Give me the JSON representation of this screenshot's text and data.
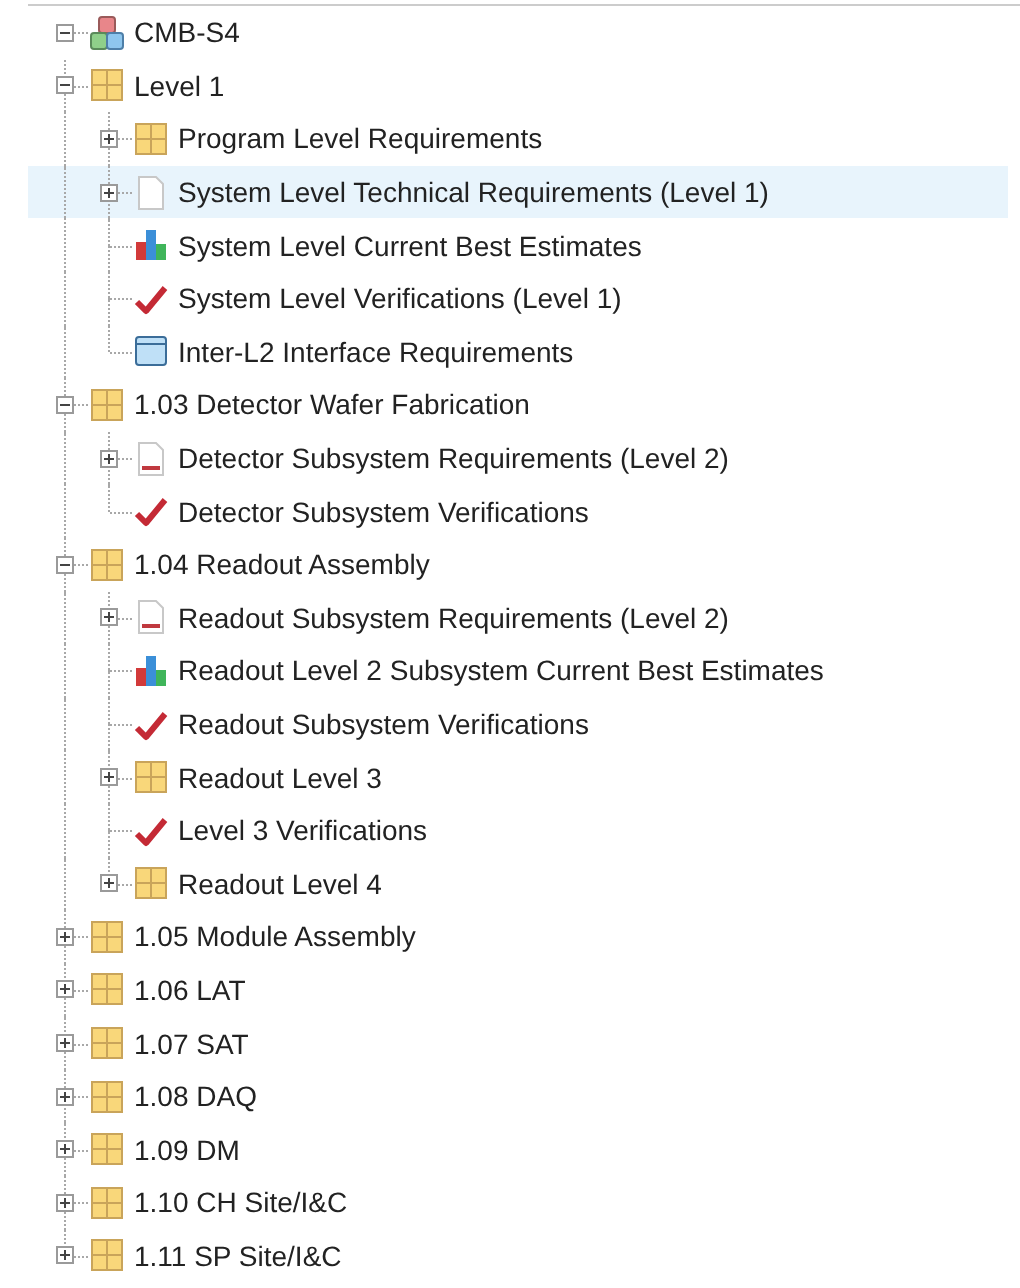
{
  "tree": [
    {
      "label": "CMB-S4",
      "kind": "package",
      "expanded": true,
      "selected": false,
      "children": [
        {
          "label": "Level 1",
          "kind": "folder",
          "expanded": true,
          "selected": false,
          "children": [
            {
              "label": "Program Level Requirements",
              "kind": "folder",
              "expanded": false,
              "selected": false
            },
            {
              "label": "System Level Technical Requirements (Level 1)",
              "kind": "document",
              "expanded": false,
              "selected": true
            },
            {
              "label": "System Level Current Best Estimates",
              "kind": "chart",
              "selected": false
            },
            {
              "label": "System Level Verifications (Level 1)",
              "kind": "check",
              "selected": false
            },
            {
              "label": "Inter-L2 Interface Requirements",
              "kind": "window",
              "selected": false
            }
          ]
        },
        {
          "label": "1.03 Detector Wafer Fabrication",
          "kind": "folder",
          "expanded": true,
          "selected": false,
          "children": [
            {
              "label": "Detector Subsystem Requirements (Level 2)",
              "kind": "report",
              "expanded": false,
              "selected": false
            },
            {
              "label": "Detector Subsystem Verifications",
              "kind": "check",
              "selected": false
            }
          ]
        },
        {
          "label": "1.04 Readout Assembly",
          "kind": "folder",
          "expanded": true,
          "selected": false,
          "children": [
            {
              "label": "Readout Subsystem Requirements (Level 2)",
              "kind": "report",
              "expanded": false,
              "selected": false
            },
            {
              "label": "Readout Level 2 Subsystem Current Best Estimates",
              "kind": "chart",
              "selected": false
            },
            {
              "label": "Readout Subsystem Verifications",
              "kind": "check",
              "selected": false
            },
            {
              "label": "Readout Level 3",
              "kind": "folder",
              "expanded": false,
              "selected": false
            },
            {
              "label": "Level 3 Verifications",
              "kind": "check",
              "selected": false
            },
            {
              "label": "Readout Level 4",
              "kind": "folder",
              "expanded": false,
              "selected": false
            }
          ]
        },
        {
          "label": "1.05 Module Assembly",
          "kind": "folder",
          "expanded": false,
          "selected": false
        },
        {
          "label": "1.06 LAT",
          "kind": "folder",
          "expanded": false,
          "selected": false
        },
        {
          "label": "1.07 SAT",
          "kind": "folder",
          "expanded": false,
          "selected": false
        },
        {
          "label": "1.08 DAQ",
          "kind": "folder",
          "expanded": false,
          "selected": false
        },
        {
          "label": "1.09 DM",
          "kind": "folder",
          "expanded": false,
          "selected": false
        },
        {
          "label": "1.10 CH Site/I&C",
          "kind": "folder",
          "expanded": false,
          "selected": false
        },
        {
          "label": "1.11 SP Site/I&C",
          "kind": "folder",
          "expanded": false,
          "selected": false
        }
      ]
    }
  ]
}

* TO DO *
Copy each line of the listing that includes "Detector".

* SOLUTION BELOW *
          "label": "1.03 Detector Wafer Fabrication",
              "label": "Detector Subsystem Requirements (Level 2)",
              "label": "Detector Subsystem Verifications",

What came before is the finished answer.